Remember, as consumers, we’re submitting pages of documentation when an error has been found and we try to remedy it. It’s only reasonable that the efforts on their parts rise to the same attention we give it. Remember, too, that these errors weren’t caused by the consumer who’s now having to sink considerable time into fixing them. There should be some type of sign off procedure as well that includes real signatures so that the consumer can reach those representatives if needed.
There’s another important truth that consumers learn as they try to dispute errors. Once the credit bureau issues its decision, it’s final. That should never have been allowed. If it takes a third party to step up to the plate, so be it. This is another area where the CFPB is working diligently to remedy. It could be that the government consumer watchdog group becomes that third party. Some say an ombudsmen should be put into place to represent consumers.
Tightening the Rules
Others say that there shouldn’t be two different reports in terms of what the consumer sees and what a creditor sees. As it is now, consumers simply don’t have access to those credit histories that lenders receive. That’s wrong – and it has affected countless consumers and their efforts of buying a home or even taking out revolving loan accounts such as credit cards. Here’s the surprising part though – the credit bureaus use “looser criteria” when compiling information about you to send back to those lenders. At minimum, if a consumer has been declined for credit and then requests a copy of his credit reports, he should see the exact documents that were forwarded to the lender who used it to decline their application for credit. As one consumer advocate said,
It’s the only way to find out if your identity’s been stolen, if information from another consumer with a similar name is showing up and if an erroneous foreclosure, judgment or bankruptcy is showing up.
So what’s the best of way of getting companies and the credit bureaus in line? For starters, lawmakers could take a page form CFPB’s rule book. Already, in its first few years, it’s ordered huge penalties and refunds from three of the nation’s largest banks and credit card companies. For those bureaus and lenders who refuse to remain in compliance, perhaps it’s time they too begin feeling the wrath of multi million dollar fines. Lawsuits are expensive and most consumers want to avoid that anyway – they just want the information that’s being provided regarding their credit habits to be accurate. No one is holding these credit bureaus accountable. For that matter, the lenders aren’t worried either and when disputes arrive from any of the credit bureaus, there exists little incentive for them to not drop the ball.

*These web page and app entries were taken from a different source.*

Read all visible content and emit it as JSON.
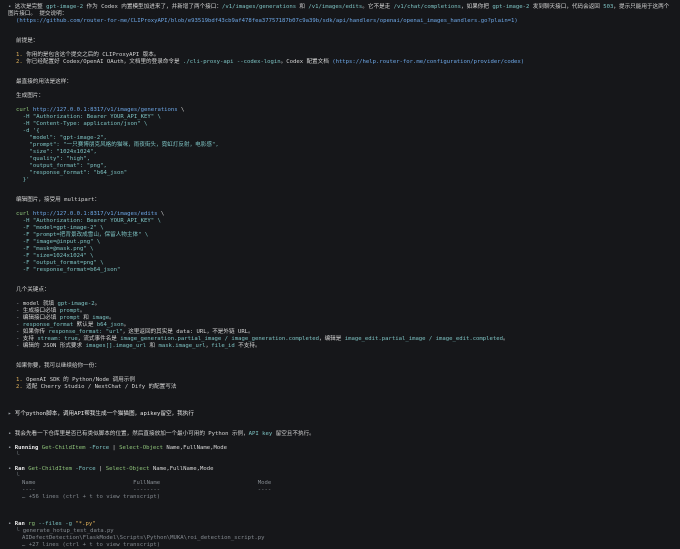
{
  "intro": {
    "line1_a": "这次是完整 ",
    "line1_model": "gpt-image-2",
    "line1_b": " 作为 Codex 内置模型加进来了，并新增了两个接口：",
    "line1_ep1": "/v1/images/generations",
    "line1_c": " 和 ",
    "line1_ep2": "/v1/images/edits",
    "line1_d": "。它不是走 ",
    "line1_ep3": "/v1/chat/completions",
    "line1_e": "，如果你把 ",
    "line1_model2": "gpt-image-2",
    "line1_f": " 发到聊天接口，代码会返回 ",
    "line1_code": "503",
    "line1_g": "，提示只能用于这两个图片接口。 提交说明：",
    "line2_link": "(https://github.com/router-for-me/CLIProxyAPI/blob/e93519bdf43cb9af478fea37757187b07c9a39b/sdk/api/handlers/openai/openai_images_handlers.go?plain=1)"
  },
  "prereq": {
    "title": "前提是：",
    "items": [
      {
        "num": "1.",
        "text": "你用的是包含这个提交之后的 CLIProxyAPI 版本。"
      },
      {
        "num": "2.",
        "text_a": "你已经配置好 Codex/OpenAI OAuth，文档里的登录命令是 ",
        "cmd": "./cli-proxy-api --codex-login",
        "text_b": "。Codex 配置文档 ",
        "link": "(https://help.router-for.me/configuration/provider/codex)"
      }
    ]
  },
  "adapted_title": "最直接的用法是这样：",
  "gen": {
    "title": "生成图片：",
    "lines": [
      "curl http://127.0.0.1:8317/v1/images/generations \\",
      "  -H \"Authorization: Bearer YOUR_API_KEY\" \\",
      "  -H \"Content-Type: application/json\" \\",
      "  -d '{",
      "    \"model\": \"gpt-image-2\",",
      "    \"prompt\": \"一只赛博朋克风格的猫咪，雨夜街头，霓虹灯反射，电影感\",",
      "    \"size\": \"1024x1024\",",
      "    \"quality\": \"high\",",
      "    \"output_format\": \"png\",",
      "    \"response_format\": \"b64_json\"",
      "  }'"
    ]
  },
  "edit": {
    "title": "编辑图片，接受用 multipart：",
    "lines": [
      "curl http://127.0.0.1:8317/v1/images/edits \\",
      "  -H \"Authorization: Bearer YOUR_API_KEY\" \\",
      "  -F \"model=gpt-image-2\" \\",
      "  -F \"prompt=把背景改成雪山，保留人物主体\" \\",
      "  -F \"image=@input.png\" \\",
      "  -F \"mask=@mask.png\" \\",
      "  -F \"size=1024x1024\" \\",
      "  -F \"output_format=png\" \\",
      "  -F \"response_format=b64_json\""
    ]
  },
  "keypoints": {
    "title": "几个关键点：",
    "items": [
      {
        "a": "model 就填 ",
        "c1": "gpt-image-2",
        "b": "。"
      },
      {
        "a": "生成接口必填 ",
        "c1": "prompt",
        "b": "。"
      },
      {
        "a": "编辑接口必填 ",
        "c1": "prompt",
        "b": " 和 ",
        "c2": "image",
        "d": "。"
      },
      {
        "a": "",
        "c1": "response_format",
        "b": " 默认是 ",
        "c2": "b64_json",
        "d": "。"
      },
      {
        "a": "如果你传 ",
        "c1": "response_format: \"url\"",
        "b": "，这里返回的其实是 data: URL，不是外链 URL。"
      },
      {
        "a": "支持 ",
        "c1": "stream: true",
        "b": "，流式事件名是 ",
        "c2": "image_generation.partial_image / image_generation.completed",
        "d": "，编辑是 ",
        "c3": "image_edit.partial_image / image_edit.completed",
        "e": "。"
      },
      {
        "a": "编辑的 JSON 形式要求 ",
        "c1": "images[].image_url",
        "b": " 和 ",
        "c2": "mask.image_url",
        "d": "，",
        "c3": "file_id",
        "e": " 不支持。"
      }
    ]
  },
  "followup": {
    "title": "如果你要，我可以继续给你一份：",
    "items": [
      {
        "num": "1.",
        "text": "OpenAI SDK 的 Python/Node 调用示例"
      },
      {
        "num": "2.",
        "text": "适配 Cherry Studio / NextChat / Dify 的配置写法"
      }
    ]
  },
  "user1": "写个python脚本，调用API帮我生成一个猫猫图，apikey留空，我执行",
  "reply1_a": "我会先看一下仓库里是否已有类似脚本的位置，然后直接放加一个最小可用的 Python 示例，",
  "reply1_api": "API key",
  "reply1_b": " 留空且不执行。",
  "run1": {
    "label": "Running ",
    "cmd": "Get-ChildItem -Force | Select-Object Name,FullName,Mode"
  },
  "ran1": {
    "label": "Ran ",
    "cmd": "Get-ChildItem -Force | Select-Object Name,FullName,Mode",
    "sub1": "└",
    "head_name": "Name",
    "head_full": "FullName",
    "head_mode": "Mode",
    "more": "… +56 lines (ctrl + t to view transcript)"
  },
  "ran2": {
    "label": "Ran ",
    "cmd": "rg --files -g \"*.py\"",
    "sub1": "generate_hotup_test_data.py",
    "sub2": "AIDefectDetection\\FlaskModel\\Scripts\\Python\\MUKA\\roi_detection_script.py",
    "more": "… +27 lines (ctrl + t to view transcript)"
  },
  "glyphs": {
    "dot": "•",
    "dash": "-",
    "bullet2": "▸",
    "pipe": "└"
  }
}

So what are your thoughts? Is it time for an overhaul in the credit bureaus and national reporting standards? Have you ever found errors on your credit report? If so, were you able to get them remedied right away?